All aisles and passageways must be kept clear. Also, aisles and passageways should be clearly marked.

Wet surfaces must be covered with non-slip material and all holes properly covered or marked with warning guards.

All spills must be cleaned up immediately, and a caution sign placed on all wet or drying surfaces.

In cases of passageways used by forklifts, trucks or other machinery, use a separate aisle for walking, if available. If no separately marked aisle is available, use extreme caution. Remember, walking in a passageway used by machinery is like walking in the middle of a street used by cars: You may have the right of way, but the heavier vehicle can’t always see you and can’t always stop in time. The key to moving around in such circumstances is to stop, look and listen and then to move when there is no danger. Make eye contact with the drivers of moving vehicles so that you know that they know you are there.

Equipment must be properly stored so that sharp edges do not protrude into walkways. Changes in elevations must be clearly marked. If there is a low ceiling, a warning sign must be posted. If the walkway or stairway is more than thirty inches above the floor or ground, it must have a guardrail.

If a worker is aware of any breach of these standards, please inform your supervisor.


Drive safely. If vehicles are used during the work day, seat belts and shoulder harnesses are to be worn at all times.

Vehicles must be locked when unattended to avoid criminal misconduct.

Do not exceed the speed limit.

Vehicles must be parked in legal spaces and must not obstruct traffic.

Defensive driving must be practiced by all responders.

Combustible Materials

All combustible scrap, debris and waste materials (oily rags, etc.) must be stored in covered receptacles and removed from the work site promptly.

Proper storage to minimize the risk of fire, including spontaneous combustion must be practiced.

Only approved containers and tanks are to be used for the storage and handling of flammable and combustible liquids.

Liquefied petroleum gas must be stored, handled, and used in accordance with safe practices and standards.

Liquefied petroleum storage tanks should be guarded to prevent damage from vehicles.

All solvent wastes and flammable liquids should be kept in fire-resistant, covered containers until they are removed from the work site.

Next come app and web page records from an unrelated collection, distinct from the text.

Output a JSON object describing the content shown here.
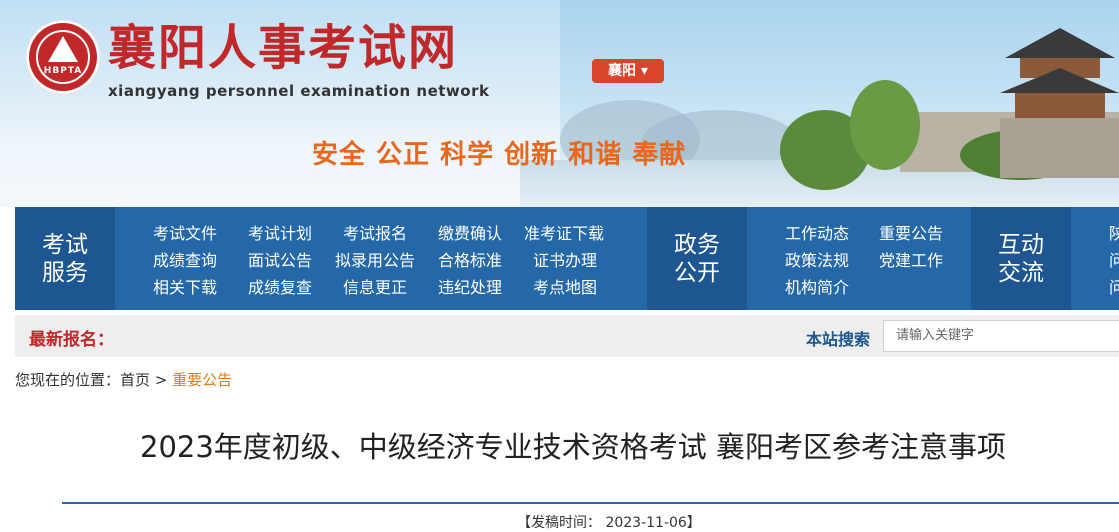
{
  "header": {
    "logo_abbr": "HBPTA",
    "site_title": "襄阳人事考试网",
    "site_subtitle": "xiangyang personnel examination network",
    "city_button": "襄阳 ▾",
    "slogan": "安全 公正 科学 创新 和谐 奉献"
  },
  "nav": {
    "groups": [
      {
        "label_line1": "考试",
        "label_line2": "服务",
        "items": [
          [
            "考试文件",
            "成绩查询",
            "相关下载"
          ],
          [
            "考试计划",
            "面试公告",
            "成绩复查"
          ],
          [
            "考试报名",
            "拟录用公告",
            "信息更正"
          ],
          [
            "缴费确认",
            "合格标准",
            "违纪处理"
          ],
          [
            "准考证下载",
            "证书办理",
            "考点地图"
          ]
        ]
      },
      {
        "label_line1": "政务",
        "label_line2": "公开",
        "items": [
          [
            "工作动态",
            "政策法规",
            "机构简介"
          ],
          [
            "重要公告",
            "党建工作"
          ]
        ]
      },
      {
        "label_line1": "互动",
        "label_line2": "交流",
        "items": [
          [
            "陕",
            "问",
            "问"
          ]
        ]
      }
    ]
  },
  "infobar": {
    "latest_label": "最新报名：",
    "search_label": "本站搜索",
    "search_placeholder": "请输入关键字"
  },
  "breadcrumb": {
    "prefix": "您现在的位置：",
    "home": "首页",
    "sep": ">",
    "current": "重要公告"
  },
  "article": {
    "title": "2023年度初级、中级经济专业技术资格考试 襄阳考区参考注意事项",
    "pubdate": "【发稿时间： 2023-11-06】"
  }
}
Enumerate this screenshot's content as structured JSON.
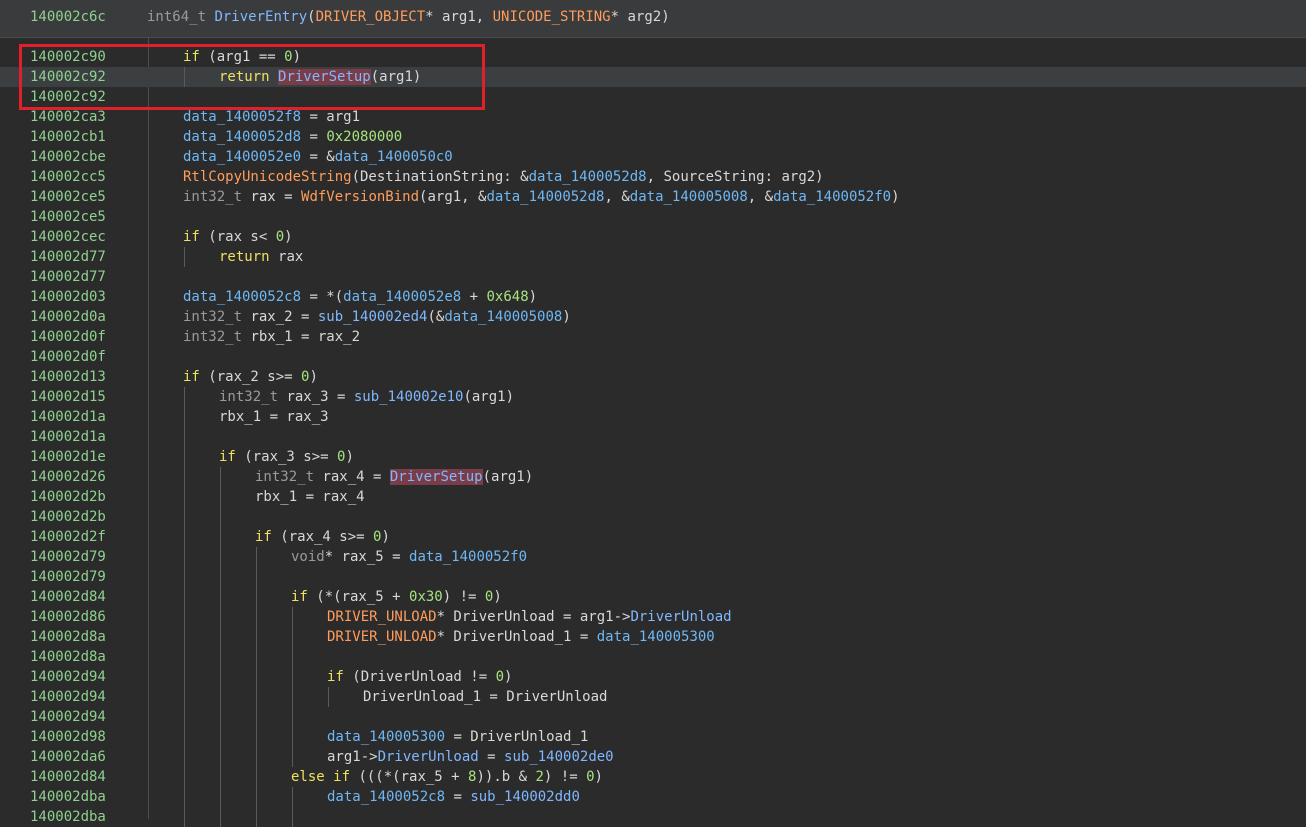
{
  "colors": {
    "background": "#2b2b2b",
    "address": "#8fd18f",
    "keyword": "#f0e060",
    "function": "#7fb8ff",
    "number": "#a6e37f",
    "type_name": "#ff9d5c",
    "highlight_box": "#e0202a"
  },
  "header": {
    "address": "140002c6c",
    "signature": [
      {
        "t": "int64_t ",
        "c": "type"
      },
      {
        "t": "DriverEntry",
        "c": "fn"
      },
      {
        "t": "(",
        "c": "op"
      },
      {
        "t": "DRIVER_OBJECT",
        "c": "tyname"
      },
      {
        "t": "* arg1, ",
        "c": "op"
      },
      {
        "t": "UNICODE_STRING",
        "c": "tyname"
      },
      {
        "t": "* arg2)",
        "c": "op"
      }
    ]
  },
  "lines": [
    {
      "addr": "140002c90",
      "indent": 0,
      "tokens": [
        {
          "t": "if",
          "c": "kw"
        },
        {
          "t": " (arg1 == ",
          "c": "op"
        },
        {
          "t": "0",
          "c": "num"
        },
        {
          "t": ")",
          "c": "op"
        }
      ]
    },
    {
      "addr": "140002c92",
      "indent": 1,
      "hl": true,
      "tokens": [
        {
          "t": "return ",
          "c": "kw"
        },
        {
          "t": "DriverSetup",
          "c": "sel"
        },
        {
          "t": "(arg1)",
          "c": "op"
        }
      ]
    },
    {
      "addr": "140002c92",
      "indent": 0,
      "tokens": []
    },
    {
      "addr": "140002ca3",
      "indent": 0,
      "tokens": [
        {
          "t": "data_1400052f8",
          "c": "gv"
        },
        {
          "t": " = arg1",
          "c": "op"
        }
      ]
    },
    {
      "addr": "140002cb1",
      "indent": 0,
      "tokens": [
        {
          "t": "data_1400052d8",
          "c": "gv"
        },
        {
          "t": " = ",
          "c": "op"
        },
        {
          "t": "0x2080000",
          "c": "num"
        }
      ]
    },
    {
      "addr": "140002cbe",
      "indent": 0,
      "tokens": [
        {
          "t": "data_1400052e0",
          "c": "gv"
        },
        {
          "t": " = &",
          "c": "op"
        },
        {
          "t": "data_1400050c0",
          "c": "gv"
        }
      ]
    },
    {
      "addr": "140002cc5",
      "indent": 0,
      "tokens": [
        {
          "t": "RtlCopyUnicodeString",
          "c": "tyname"
        },
        {
          "t": "(DestinationString: &",
          "c": "op"
        },
        {
          "t": "data_1400052d8",
          "c": "gv"
        },
        {
          "t": ", SourceString: arg2)",
          "c": "op"
        }
      ]
    },
    {
      "addr": "140002ce5",
      "indent": 0,
      "tokens": [
        {
          "t": "int32_t ",
          "c": "type"
        },
        {
          "t": "rax = ",
          "c": "op"
        },
        {
          "t": "WdfVersionBind",
          "c": "tyname"
        },
        {
          "t": "(arg1, &",
          "c": "op"
        },
        {
          "t": "data_1400052d8",
          "c": "gv"
        },
        {
          "t": ", &",
          "c": "op"
        },
        {
          "t": "data_140005008",
          "c": "gv"
        },
        {
          "t": ", &",
          "c": "op"
        },
        {
          "t": "data_1400052f0",
          "c": "gv"
        },
        {
          "t": ")",
          "c": "op"
        }
      ]
    },
    {
      "addr": "140002ce5",
      "indent": 0,
      "tokens": []
    },
    {
      "addr": "140002cec",
      "indent": 0,
      "tokens": [
        {
          "t": "if",
          "c": "kw"
        },
        {
          "t": " (rax s< ",
          "c": "op"
        },
        {
          "t": "0",
          "c": "num"
        },
        {
          "t": ")",
          "c": "op"
        }
      ]
    },
    {
      "addr": "140002d77",
      "indent": 1,
      "tokens": [
        {
          "t": "return ",
          "c": "kw"
        },
        {
          "t": "rax",
          "c": "op"
        }
      ]
    },
    {
      "addr": "140002d77",
      "indent": 0,
      "tokens": []
    },
    {
      "addr": "140002d03",
      "indent": 0,
      "tokens": [
        {
          "t": "data_1400052c8",
          "c": "gv"
        },
        {
          "t": " = *(",
          "c": "op"
        },
        {
          "t": "data_1400052e8",
          "c": "gv"
        },
        {
          "t": " + ",
          "c": "op"
        },
        {
          "t": "0x648",
          "c": "num"
        },
        {
          "t": ")",
          "c": "op"
        }
      ]
    },
    {
      "addr": "140002d0a",
      "indent": 0,
      "tokens": [
        {
          "t": "int32_t ",
          "c": "type"
        },
        {
          "t": "rax_2 = ",
          "c": "op"
        },
        {
          "t": "sub_140002ed4",
          "c": "fn"
        },
        {
          "t": "(&",
          "c": "op"
        },
        {
          "t": "data_140005008",
          "c": "gv"
        },
        {
          "t": ")",
          "c": "op"
        }
      ]
    },
    {
      "addr": "140002d0f",
      "indent": 0,
      "tokens": [
        {
          "t": "int32_t ",
          "c": "type"
        },
        {
          "t": "rbx_1 = rax_2",
          "c": "op"
        }
      ]
    },
    {
      "addr": "140002d0f",
      "indent": 0,
      "tokens": []
    },
    {
      "addr": "140002d13",
      "indent": 0,
      "tokens": [
        {
          "t": "if",
          "c": "kw"
        },
        {
          "t": " (rax_2 s>= ",
          "c": "op"
        },
        {
          "t": "0",
          "c": "num"
        },
        {
          "t": ")",
          "c": "op"
        }
      ]
    },
    {
      "addr": "140002d15",
      "indent": 1,
      "tokens": [
        {
          "t": "int32_t ",
          "c": "type"
        },
        {
          "t": "rax_3 = ",
          "c": "op"
        },
        {
          "t": "sub_140002e10",
          "c": "fn"
        },
        {
          "t": "(arg1)",
          "c": "op"
        }
      ]
    },
    {
      "addr": "140002d1a",
      "indent": 1,
      "tokens": [
        {
          "t": "rbx_1 = rax_3",
          "c": "op"
        }
      ]
    },
    {
      "addr": "140002d1a",
      "indent": 1,
      "tokens": []
    },
    {
      "addr": "140002d1e",
      "indent": 1,
      "tokens": [
        {
          "t": "if",
          "c": "kw"
        },
        {
          "t": " (rax_3 s>= ",
          "c": "op"
        },
        {
          "t": "0",
          "c": "num"
        },
        {
          "t": ")",
          "c": "op"
        }
      ]
    },
    {
      "addr": "140002d26",
      "indent": 2,
      "tokens": [
        {
          "t": "int32_t ",
          "c": "type"
        },
        {
          "t": "rax_4 = ",
          "c": "op"
        },
        {
          "t": "DriverSetup",
          "c": "sel"
        },
        {
          "t": "(arg1)",
          "c": "op"
        }
      ]
    },
    {
      "addr": "140002d2b",
      "indent": 2,
      "tokens": [
        {
          "t": "rbx_1 = rax_4",
          "c": "op"
        }
      ]
    },
    {
      "addr": "140002d2b",
      "indent": 2,
      "tokens": []
    },
    {
      "addr": "140002d2f",
      "indent": 2,
      "tokens": [
        {
          "t": "if",
          "c": "kw"
        },
        {
          "t": " (rax_4 s>= ",
          "c": "op"
        },
        {
          "t": "0",
          "c": "num"
        },
        {
          "t": ")",
          "c": "op"
        }
      ]
    },
    {
      "addr": "140002d79",
      "indent": 3,
      "tokens": [
        {
          "t": "void",
          "c": "type"
        },
        {
          "t": "* rax_5 = ",
          "c": "op"
        },
        {
          "t": "data_1400052f0",
          "c": "gv"
        }
      ]
    },
    {
      "addr": "140002d79",
      "indent": 3,
      "tokens": []
    },
    {
      "addr": "140002d84",
      "indent": 3,
      "tokens": [
        {
          "t": "if",
          "c": "kw"
        },
        {
          "t": " (*(rax_5 + ",
          "c": "op"
        },
        {
          "t": "0x30",
          "c": "num"
        },
        {
          "t": ") != ",
          "c": "op"
        },
        {
          "t": "0",
          "c": "num"
        },
        {
          "t": ")",
          "c": "op"
        }
      ]
    },
    {
      "addr": "140002d86",
      "indent": 4,
      "tokens": [
        {
          "t": "DRIVER_UNLOAD",
          "c": "tyname"
        },
        {
          "t": "* DriverUnload = arg1->",
          "c": "op"
        },
        {
          "t": "DriverUnload",
          "c": "fn"
        }
      ]
    },
    {
      "addr": "140002d8a",
      "indent": 4,
      "tokens": [
        {
          "t": "DRIVER_UNLOAD",
          "c": "tyname"
        },
        {
          "t": "* DriverUnload_1 = ",
          "c": "op"
        },
        {
          "t": "data_140005300",
          "c": "gv"
        }
      ]
    },
    {
      "addr": "140002d8a",
      "indent": 4,
      "tokens": []
    },
    {
      "addr": "140002d94",
      "indent": 4,
      "tokens": [
        {
          "t": "if",
          "c": "kw"
        },
        {
          "t": " (DriverUnload != ",
          "c": "op"
        },
        {
          "t": "0",
          "c": "num"
        },
        {
          "t": ")",
          "c": "op"
        }
      ]
    },
    {
      "addr": "140002d94",
      "indent": 5,
      "tokens": [
        {
          "t": "DriverUnload_1 = DriverUnload",
          "c": "op"
        }
      ]
    },
    {
      "addr": "140002d94",
      "indent": 4,
      "tokens": []
    },
    {
      "addr": "140002d98",
      "indent": 4,
      "tokens": [
        {
          "t": "data_140005300",
          "c": "gv"
        },
        {
          "t": " = DriverUnload_1",
          "c": "op"
        }
      ]
    },
    {
      "addr": "140002da6",
      "indent": 4,
      "tokens": [
        {
          "t": "arg1->",
          "c": "op"
        },
        {
          "t": "DriverUnload",
          "c": "fn"
        },
        {
          "t": " = ",
          "c": "op"
        },
        {
          "t": "sub_140002de0",
          "c": "fn"
        }
      ]
    },
    {
      "addr": "140002d84",
      "indent": 3,
      "tokens": [
        {
          "t": "else if",
          "c": "kw"
        },
        {
          "t": " (((*(rax_5 + ",
          "c": "op"
        },
        {
          "t": "8",
          "c": "num"
        },
        {
          "t": ")).b & ",
          "c": "op"
        },
        {
          "t": "2",
          "c": "num"
        },
        {
          "t": ") != ",
          "c": "op"
        },
        {
          "t": "0",
          "c": "num"
        },
        {
          "t": ")",
          "c": "op"
        }
      ]
    },
    {
      "addr": "140002dba",
      "indent": 4,
      "tokens": [
        {
          "t": "data_1400052c8",
          "c": "gv"
        },
        {
          "t": " = ",
          "c": "op"
        },
        {
          "t": "sub_140002dd0",
          "c": "fn"
        }
      ]
    },
    {
      "addr": "140002dba",
      "indent": 4,
      "tokens": []
    }
  ]
}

Fire extinguishers are selected for the types of materials and placed in areas where they are to be used. These fire extinguishers are classified as follows:
Class A – Ordinary combustible materials fires.
Class B – Flammable liquid, gas or grease fires.
Class C – Energized-electrical equipment fires.

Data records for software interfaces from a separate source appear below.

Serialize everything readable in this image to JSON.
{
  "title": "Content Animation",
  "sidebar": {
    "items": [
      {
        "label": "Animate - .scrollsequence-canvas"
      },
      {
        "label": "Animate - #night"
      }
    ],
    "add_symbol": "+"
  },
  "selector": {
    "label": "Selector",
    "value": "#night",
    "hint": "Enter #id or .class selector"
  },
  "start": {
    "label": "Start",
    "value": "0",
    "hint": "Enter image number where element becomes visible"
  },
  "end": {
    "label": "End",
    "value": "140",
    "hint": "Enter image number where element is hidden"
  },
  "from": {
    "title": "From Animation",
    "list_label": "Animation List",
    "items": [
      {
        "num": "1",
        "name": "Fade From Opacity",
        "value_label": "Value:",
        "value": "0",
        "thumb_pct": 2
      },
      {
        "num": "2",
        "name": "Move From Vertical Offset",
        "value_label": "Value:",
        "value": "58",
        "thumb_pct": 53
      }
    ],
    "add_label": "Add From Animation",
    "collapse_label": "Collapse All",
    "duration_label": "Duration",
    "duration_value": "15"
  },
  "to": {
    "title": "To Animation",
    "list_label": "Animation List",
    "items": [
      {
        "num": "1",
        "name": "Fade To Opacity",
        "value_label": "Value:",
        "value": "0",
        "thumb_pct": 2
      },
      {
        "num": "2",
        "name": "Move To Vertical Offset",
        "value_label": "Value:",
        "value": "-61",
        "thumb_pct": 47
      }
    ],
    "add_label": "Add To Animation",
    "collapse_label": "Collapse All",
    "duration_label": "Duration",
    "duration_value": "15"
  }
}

Appropriate fire extinguishers must be mounted within 75 ft. of outside areas containing flammable liquids, and within 10 ft. of any inside storage area for such materials.

All extinguishers must be serviced, maintained and tagged at intervals not to exceed one year.

Extinguishers should be placed free from obstructions or blockage. All extinguishers must be fully charged and in their designated places unless in use.

“NO SMOKING” rules will be enforced in the rehabilitation center.

First Aid Kits

A first aid kit for routine cuts and abrasions will be located in every room in the rehabilitation center. If someone is injured, their supervisor should be notified immediately.